By George Bullard
Because congregations are doing more direct missional engagement rather than cooperative missions work through their denomination or parachurch organization they are redefining what is meant by missions. In many ways this is good. At the same time this has created confusion about what is missional engagement, and perhaps led to a myopic missional trap.
As a reference point let’s be reminded of Acts 1:8: “But you will receive power when the Holy Spirit has come upon you; and you shall be My witnesses both in Jerusalem, and in all Judea and Samaria, and even to the remotest part of the earth.” [NASB]
A geographic interpretation of this verse states that we are to be concerned about our local community and nearby areas, our state or province, a neighboring state or province, our country, our hemisphere, and the world. Nothing in here implies and either/or situation. Only and/both embracing of the missions task is sufficient. It is all or none.
A diversity interpretation of this verse states that we are to be concerned about the people with whom we connect who are close to us, people we have to cross over barriers to connect with, people we do not really like or have prejudices toward, plus all identifying people groups throughout the world. It is all or none.

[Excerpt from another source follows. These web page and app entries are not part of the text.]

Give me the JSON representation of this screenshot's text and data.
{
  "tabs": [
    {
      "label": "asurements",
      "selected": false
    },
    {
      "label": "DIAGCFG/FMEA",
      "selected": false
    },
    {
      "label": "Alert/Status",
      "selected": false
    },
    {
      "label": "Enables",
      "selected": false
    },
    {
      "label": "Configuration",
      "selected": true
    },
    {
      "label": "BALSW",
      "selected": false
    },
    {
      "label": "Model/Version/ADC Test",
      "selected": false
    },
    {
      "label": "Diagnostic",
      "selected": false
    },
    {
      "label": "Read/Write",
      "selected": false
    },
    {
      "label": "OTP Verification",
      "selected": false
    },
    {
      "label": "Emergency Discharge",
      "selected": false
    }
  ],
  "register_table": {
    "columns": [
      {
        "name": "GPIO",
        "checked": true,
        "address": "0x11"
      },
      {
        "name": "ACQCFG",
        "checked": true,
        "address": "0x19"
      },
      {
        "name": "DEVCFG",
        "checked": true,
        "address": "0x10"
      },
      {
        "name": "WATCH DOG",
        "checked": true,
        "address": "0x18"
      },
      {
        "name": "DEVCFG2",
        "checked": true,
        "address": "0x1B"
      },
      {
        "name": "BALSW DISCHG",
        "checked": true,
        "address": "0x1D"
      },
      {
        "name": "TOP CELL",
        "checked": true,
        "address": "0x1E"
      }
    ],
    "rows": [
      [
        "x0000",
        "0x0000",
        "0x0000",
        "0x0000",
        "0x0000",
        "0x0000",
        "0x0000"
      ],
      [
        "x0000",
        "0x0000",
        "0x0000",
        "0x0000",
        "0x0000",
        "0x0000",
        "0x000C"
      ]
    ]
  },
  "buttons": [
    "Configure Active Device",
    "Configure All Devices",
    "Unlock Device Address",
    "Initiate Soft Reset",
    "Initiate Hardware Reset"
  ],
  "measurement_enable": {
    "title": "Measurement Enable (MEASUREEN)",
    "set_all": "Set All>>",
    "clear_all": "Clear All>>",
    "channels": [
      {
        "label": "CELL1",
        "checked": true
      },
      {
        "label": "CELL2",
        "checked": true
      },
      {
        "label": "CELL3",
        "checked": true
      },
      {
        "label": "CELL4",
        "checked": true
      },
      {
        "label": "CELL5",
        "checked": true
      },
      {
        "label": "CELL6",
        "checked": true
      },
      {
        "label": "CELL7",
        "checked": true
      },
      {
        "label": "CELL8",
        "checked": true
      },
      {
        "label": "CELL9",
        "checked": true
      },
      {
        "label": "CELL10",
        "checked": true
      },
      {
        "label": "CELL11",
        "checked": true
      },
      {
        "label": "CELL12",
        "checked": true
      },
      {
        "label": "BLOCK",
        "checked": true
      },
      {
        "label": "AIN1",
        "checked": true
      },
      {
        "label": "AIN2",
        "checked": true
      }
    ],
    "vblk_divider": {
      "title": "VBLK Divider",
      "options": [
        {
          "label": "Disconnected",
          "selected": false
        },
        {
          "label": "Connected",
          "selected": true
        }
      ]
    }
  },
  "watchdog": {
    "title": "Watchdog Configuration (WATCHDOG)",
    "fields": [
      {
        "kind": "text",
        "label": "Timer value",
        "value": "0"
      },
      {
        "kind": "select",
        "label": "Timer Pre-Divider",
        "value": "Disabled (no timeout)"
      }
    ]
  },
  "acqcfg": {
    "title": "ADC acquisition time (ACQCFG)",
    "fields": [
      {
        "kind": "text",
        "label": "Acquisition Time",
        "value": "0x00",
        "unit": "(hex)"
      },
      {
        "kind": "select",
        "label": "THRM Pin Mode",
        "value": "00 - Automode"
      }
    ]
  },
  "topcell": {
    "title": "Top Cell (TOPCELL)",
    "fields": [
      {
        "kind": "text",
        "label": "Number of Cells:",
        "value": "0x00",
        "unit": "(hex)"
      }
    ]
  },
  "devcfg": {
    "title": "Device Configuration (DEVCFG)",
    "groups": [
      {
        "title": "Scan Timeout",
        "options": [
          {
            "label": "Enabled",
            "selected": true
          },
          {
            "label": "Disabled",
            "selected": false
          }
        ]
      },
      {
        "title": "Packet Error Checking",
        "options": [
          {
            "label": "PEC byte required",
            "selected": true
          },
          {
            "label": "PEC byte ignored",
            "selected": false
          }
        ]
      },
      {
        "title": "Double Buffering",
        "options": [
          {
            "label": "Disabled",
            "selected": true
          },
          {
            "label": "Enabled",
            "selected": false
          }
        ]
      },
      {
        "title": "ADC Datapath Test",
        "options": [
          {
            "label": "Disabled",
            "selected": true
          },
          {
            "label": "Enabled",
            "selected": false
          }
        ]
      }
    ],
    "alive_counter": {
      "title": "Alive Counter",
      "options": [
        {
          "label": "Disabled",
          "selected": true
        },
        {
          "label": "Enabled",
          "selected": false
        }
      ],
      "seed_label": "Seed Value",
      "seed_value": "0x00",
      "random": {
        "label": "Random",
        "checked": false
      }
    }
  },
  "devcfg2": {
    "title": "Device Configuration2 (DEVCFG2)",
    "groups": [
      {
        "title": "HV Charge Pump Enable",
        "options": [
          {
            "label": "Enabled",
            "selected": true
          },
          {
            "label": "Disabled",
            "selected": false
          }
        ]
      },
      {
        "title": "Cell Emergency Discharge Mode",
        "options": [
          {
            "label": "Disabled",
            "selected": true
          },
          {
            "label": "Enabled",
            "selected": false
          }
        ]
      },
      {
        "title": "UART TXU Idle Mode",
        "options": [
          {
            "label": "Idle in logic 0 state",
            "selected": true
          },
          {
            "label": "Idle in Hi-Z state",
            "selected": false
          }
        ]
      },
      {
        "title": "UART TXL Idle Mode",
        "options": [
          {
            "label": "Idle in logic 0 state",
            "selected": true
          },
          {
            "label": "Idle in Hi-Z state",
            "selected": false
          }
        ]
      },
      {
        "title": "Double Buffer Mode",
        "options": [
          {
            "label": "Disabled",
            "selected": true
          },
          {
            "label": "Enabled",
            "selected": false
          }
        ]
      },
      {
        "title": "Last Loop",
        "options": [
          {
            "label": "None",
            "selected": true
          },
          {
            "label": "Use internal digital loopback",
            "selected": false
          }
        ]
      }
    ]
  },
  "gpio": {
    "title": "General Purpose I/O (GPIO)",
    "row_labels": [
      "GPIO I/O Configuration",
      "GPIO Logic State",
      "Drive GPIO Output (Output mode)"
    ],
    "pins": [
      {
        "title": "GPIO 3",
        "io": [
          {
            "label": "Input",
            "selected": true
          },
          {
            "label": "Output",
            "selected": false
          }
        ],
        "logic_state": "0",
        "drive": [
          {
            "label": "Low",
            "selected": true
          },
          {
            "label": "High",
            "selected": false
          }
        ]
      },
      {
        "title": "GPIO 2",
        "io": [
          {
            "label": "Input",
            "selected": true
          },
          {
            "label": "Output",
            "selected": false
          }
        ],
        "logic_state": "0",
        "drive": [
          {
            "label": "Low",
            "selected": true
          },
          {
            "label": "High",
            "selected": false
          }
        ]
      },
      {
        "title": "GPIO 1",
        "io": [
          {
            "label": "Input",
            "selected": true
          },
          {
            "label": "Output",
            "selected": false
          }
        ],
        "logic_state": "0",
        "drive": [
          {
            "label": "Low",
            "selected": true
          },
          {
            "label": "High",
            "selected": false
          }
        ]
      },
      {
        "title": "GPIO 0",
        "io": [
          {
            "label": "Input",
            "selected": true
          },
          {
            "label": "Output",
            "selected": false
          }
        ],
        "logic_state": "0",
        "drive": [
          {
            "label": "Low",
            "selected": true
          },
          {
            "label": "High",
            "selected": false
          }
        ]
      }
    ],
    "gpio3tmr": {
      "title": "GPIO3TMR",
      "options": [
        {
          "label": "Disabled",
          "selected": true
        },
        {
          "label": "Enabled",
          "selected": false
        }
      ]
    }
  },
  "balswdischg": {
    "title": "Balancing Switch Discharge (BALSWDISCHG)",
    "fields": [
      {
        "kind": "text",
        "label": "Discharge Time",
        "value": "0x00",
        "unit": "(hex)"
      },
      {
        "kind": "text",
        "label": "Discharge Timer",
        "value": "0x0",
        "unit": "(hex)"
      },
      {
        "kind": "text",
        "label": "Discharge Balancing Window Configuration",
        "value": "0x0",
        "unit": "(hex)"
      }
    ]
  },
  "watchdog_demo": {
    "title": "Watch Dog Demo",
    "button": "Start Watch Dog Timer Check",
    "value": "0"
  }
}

The practice of these principles has drifted—even shifted—from the 20th century to the 21 century. Let’s take a look at these practices and consider the difference.